» YOUR OBJECTIVE: From the entries below, copy every line where the string "unit" appears.

» AVAILABLE DATA:

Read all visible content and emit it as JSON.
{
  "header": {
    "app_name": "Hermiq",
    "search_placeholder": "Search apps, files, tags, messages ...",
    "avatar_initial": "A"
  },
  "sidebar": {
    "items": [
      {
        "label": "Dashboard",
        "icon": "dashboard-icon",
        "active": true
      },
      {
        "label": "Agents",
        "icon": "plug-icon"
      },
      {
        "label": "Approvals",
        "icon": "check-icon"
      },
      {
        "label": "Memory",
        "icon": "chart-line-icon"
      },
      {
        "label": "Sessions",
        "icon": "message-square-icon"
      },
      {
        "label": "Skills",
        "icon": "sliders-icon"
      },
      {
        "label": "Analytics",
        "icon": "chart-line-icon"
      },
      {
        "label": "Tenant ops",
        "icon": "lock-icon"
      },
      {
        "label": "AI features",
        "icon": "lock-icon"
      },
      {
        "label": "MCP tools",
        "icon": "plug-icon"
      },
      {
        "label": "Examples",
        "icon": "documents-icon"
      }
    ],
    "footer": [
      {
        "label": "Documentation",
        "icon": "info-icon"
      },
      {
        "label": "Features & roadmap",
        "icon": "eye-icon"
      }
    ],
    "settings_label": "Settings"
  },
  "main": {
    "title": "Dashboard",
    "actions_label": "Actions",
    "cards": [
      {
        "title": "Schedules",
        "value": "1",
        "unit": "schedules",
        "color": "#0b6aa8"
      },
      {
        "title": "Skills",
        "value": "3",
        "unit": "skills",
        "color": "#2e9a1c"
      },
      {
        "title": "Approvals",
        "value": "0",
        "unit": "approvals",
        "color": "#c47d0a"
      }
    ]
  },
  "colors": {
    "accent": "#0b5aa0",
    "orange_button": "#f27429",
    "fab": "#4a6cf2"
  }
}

» EXPECTED ANSWER:
        "unit": "schedules",
        "unit": "skills",
        "unit": "approvals",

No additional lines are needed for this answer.